Humans can infer concepts from image pairs and apply those in the physical world in a completely different setting, enabling tasks like IKEA assembly from diagrams. If robots could represent and infer high-level concepts, then it would notably improve their ability to understand our intent and to transfer tasks between different environments. To that end, we introduce a computational framework that replicates aspects of human concept learning. Concepts are represented as programs on a computer architecture consisting of a visual perception system, working memory, and action controller. The instruction set of this cognitive computer has commands for parsing a visual scene, directing gaze and attention, imagining new objects, manipulating the contents of a visual working memory, and controlling arm movement. Inferring a concept corresponds to inducing a program that can transform the input to the output. Some concepts require the use of imagination and recursion. Previously learned concepts simplify the learning of subsequent, more elaborate concepts and create a hierarchy of abstractions. We demonstrate how a robot can use these abstractions to interpret novel concepts presented to it as schematic images and then apply those concepts in very different situations.

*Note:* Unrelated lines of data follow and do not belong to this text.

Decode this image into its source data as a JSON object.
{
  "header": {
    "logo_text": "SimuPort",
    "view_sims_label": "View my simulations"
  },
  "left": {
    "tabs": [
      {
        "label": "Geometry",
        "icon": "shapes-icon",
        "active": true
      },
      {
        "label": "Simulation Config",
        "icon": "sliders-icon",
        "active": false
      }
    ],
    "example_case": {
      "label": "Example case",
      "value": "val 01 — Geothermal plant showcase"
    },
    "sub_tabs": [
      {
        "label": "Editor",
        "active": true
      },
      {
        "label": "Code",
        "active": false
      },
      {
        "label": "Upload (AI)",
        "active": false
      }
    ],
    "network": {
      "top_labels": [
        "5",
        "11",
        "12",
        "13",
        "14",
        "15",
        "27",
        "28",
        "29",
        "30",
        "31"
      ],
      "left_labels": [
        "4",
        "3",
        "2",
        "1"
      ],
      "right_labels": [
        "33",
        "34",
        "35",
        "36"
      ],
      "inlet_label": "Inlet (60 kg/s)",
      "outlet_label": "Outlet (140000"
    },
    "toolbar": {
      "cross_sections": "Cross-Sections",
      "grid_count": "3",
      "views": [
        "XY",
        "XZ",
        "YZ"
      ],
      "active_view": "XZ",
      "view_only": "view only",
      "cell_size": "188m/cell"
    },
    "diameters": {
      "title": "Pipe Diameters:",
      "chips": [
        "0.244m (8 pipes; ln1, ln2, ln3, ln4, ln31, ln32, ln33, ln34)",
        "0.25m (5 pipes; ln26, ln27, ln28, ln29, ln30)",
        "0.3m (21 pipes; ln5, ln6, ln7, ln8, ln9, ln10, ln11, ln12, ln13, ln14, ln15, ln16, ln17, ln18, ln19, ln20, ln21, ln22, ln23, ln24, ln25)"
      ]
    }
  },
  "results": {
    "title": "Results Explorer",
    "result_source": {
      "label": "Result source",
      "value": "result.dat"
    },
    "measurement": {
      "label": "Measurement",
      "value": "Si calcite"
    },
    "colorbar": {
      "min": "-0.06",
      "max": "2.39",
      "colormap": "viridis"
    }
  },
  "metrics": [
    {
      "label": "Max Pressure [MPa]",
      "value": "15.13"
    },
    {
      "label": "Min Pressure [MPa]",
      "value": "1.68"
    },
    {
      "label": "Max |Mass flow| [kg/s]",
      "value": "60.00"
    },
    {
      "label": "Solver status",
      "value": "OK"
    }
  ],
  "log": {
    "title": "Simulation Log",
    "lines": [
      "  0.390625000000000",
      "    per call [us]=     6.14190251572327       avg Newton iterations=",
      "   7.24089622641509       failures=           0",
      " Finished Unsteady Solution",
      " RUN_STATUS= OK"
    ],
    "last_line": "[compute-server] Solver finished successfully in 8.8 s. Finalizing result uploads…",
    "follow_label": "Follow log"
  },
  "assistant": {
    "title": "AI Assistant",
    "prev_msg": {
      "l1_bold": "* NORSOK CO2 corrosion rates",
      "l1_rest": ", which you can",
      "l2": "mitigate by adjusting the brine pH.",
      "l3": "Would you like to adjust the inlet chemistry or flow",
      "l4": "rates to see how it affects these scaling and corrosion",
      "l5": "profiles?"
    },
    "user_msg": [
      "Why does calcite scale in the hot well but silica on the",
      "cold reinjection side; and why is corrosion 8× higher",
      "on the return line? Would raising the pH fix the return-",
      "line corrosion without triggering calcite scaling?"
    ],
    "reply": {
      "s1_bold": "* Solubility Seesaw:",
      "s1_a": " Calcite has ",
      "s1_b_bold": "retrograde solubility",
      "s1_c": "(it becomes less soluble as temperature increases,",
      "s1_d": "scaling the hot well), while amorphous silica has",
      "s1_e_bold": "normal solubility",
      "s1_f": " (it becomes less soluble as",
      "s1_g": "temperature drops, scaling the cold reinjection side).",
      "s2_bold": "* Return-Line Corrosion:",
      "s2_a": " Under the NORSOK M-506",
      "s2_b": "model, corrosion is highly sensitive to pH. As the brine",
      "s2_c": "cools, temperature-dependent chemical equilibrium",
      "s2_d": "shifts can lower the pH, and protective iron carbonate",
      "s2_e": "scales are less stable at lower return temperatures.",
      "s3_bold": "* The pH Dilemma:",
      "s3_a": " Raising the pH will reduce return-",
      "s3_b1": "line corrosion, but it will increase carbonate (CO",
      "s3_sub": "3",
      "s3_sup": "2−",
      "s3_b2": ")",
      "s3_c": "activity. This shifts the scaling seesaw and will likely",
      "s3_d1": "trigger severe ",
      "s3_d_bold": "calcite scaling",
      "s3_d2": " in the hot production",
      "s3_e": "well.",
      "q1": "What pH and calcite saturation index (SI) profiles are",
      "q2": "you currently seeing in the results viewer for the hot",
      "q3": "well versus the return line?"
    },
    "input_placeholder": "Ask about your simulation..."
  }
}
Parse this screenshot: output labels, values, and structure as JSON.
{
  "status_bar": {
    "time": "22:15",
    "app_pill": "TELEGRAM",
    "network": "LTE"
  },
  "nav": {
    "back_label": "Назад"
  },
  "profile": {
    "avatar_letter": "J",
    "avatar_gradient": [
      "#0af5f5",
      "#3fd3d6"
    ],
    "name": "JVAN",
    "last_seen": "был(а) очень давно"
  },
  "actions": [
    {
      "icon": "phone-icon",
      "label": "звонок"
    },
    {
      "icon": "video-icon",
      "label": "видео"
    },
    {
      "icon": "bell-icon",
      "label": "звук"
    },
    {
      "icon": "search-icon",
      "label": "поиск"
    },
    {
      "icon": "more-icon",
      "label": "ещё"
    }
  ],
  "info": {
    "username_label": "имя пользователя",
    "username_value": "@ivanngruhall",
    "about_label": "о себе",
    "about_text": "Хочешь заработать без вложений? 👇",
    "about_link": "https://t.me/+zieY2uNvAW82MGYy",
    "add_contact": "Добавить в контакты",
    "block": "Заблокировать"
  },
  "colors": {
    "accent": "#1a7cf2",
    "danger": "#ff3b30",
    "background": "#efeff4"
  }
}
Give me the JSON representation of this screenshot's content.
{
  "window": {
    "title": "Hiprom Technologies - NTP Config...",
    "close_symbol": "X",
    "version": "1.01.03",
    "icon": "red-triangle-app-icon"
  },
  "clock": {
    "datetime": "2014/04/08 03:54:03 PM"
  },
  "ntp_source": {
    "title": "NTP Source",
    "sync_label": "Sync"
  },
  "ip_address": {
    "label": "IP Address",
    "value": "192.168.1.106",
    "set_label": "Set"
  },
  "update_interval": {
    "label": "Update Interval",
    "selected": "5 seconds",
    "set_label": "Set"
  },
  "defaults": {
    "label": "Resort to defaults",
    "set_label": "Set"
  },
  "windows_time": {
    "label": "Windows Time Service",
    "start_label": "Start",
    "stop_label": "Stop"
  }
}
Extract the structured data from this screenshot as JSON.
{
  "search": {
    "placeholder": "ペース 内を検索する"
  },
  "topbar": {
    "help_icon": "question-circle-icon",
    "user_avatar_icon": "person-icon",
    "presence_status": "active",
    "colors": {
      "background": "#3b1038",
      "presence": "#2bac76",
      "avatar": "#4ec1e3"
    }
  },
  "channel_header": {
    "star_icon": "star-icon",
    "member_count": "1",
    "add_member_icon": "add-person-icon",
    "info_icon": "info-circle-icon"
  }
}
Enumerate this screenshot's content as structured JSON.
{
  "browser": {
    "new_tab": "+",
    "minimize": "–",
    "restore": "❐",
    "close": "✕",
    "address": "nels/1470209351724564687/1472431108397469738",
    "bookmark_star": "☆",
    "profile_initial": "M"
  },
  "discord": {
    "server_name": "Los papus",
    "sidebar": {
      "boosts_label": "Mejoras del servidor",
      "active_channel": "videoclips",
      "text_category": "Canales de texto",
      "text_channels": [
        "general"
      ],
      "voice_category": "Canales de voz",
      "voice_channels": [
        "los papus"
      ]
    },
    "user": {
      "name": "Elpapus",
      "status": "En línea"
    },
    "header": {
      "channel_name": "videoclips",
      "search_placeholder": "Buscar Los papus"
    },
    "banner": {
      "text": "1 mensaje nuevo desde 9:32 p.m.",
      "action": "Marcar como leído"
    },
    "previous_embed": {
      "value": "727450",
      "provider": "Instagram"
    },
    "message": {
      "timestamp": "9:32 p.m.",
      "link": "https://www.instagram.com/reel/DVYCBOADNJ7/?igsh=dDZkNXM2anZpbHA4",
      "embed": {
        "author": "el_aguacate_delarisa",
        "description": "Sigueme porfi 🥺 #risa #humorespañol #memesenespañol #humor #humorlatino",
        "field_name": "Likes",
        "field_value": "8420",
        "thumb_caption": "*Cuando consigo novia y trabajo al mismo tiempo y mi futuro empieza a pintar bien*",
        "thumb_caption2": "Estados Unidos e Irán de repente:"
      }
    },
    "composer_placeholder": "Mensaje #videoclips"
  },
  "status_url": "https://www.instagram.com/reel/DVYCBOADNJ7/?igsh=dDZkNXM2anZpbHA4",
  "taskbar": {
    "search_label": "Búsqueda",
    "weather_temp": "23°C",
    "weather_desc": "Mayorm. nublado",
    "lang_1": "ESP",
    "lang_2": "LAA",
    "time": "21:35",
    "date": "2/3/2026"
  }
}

By bringing cognitive science ideas on mental imagery, perceptual symbols, embodied cognition, and deictic mechanisms into the realm of machine learning, our work brings us closer to the goal of building robots that have interpretable representations and common sense.
Source: Sciencemag.org – Science Robotics Latest Content